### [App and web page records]
********

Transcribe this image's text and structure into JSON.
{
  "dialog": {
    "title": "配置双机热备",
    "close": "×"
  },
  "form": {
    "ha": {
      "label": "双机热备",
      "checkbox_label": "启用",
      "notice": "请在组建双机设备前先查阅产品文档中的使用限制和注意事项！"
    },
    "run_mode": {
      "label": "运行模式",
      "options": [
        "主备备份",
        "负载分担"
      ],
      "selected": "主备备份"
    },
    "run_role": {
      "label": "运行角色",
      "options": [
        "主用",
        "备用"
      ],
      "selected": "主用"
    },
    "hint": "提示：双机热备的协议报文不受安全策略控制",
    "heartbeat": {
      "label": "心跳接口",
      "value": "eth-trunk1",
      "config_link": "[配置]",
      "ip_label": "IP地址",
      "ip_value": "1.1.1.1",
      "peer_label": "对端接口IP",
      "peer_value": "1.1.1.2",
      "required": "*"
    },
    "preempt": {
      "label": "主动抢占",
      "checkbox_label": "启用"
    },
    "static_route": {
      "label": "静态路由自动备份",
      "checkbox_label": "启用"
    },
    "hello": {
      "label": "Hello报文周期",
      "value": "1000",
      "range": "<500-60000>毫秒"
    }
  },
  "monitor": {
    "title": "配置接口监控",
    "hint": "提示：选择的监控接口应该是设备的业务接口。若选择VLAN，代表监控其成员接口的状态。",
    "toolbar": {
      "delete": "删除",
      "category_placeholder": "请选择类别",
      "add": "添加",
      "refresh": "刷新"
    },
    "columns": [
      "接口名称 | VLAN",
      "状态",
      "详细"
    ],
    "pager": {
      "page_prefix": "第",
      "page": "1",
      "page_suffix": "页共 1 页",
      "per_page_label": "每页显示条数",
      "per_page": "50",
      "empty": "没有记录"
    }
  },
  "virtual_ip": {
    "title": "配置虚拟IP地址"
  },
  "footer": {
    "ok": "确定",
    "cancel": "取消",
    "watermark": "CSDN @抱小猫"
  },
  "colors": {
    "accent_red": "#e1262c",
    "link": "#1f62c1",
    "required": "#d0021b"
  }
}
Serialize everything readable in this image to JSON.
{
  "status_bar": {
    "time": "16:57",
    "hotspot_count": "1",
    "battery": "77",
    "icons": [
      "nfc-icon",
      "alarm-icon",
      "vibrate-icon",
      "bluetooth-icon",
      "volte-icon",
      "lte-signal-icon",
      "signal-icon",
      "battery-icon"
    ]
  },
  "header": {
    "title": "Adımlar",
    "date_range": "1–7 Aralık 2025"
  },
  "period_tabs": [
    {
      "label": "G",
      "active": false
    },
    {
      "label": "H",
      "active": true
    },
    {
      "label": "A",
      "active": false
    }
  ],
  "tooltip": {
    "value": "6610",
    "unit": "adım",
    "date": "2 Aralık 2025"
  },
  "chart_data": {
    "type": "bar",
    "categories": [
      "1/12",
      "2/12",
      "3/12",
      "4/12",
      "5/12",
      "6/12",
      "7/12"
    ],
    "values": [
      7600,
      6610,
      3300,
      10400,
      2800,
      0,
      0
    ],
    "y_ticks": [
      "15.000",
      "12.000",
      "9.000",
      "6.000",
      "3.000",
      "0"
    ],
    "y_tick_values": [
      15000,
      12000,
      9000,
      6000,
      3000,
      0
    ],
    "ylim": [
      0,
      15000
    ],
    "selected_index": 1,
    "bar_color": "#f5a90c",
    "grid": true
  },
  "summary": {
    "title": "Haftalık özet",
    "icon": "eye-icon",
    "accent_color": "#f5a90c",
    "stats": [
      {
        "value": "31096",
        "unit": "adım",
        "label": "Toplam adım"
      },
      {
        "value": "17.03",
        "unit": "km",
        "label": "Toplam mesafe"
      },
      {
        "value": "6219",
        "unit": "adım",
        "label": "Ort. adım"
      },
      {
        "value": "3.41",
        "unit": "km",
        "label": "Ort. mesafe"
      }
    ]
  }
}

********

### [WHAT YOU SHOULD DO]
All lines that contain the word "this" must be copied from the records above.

### [OUTPUT OF THE EXERCISE]
Transcribe this image's text and structure into JSON.
Serialize everything readable in this image to JSON.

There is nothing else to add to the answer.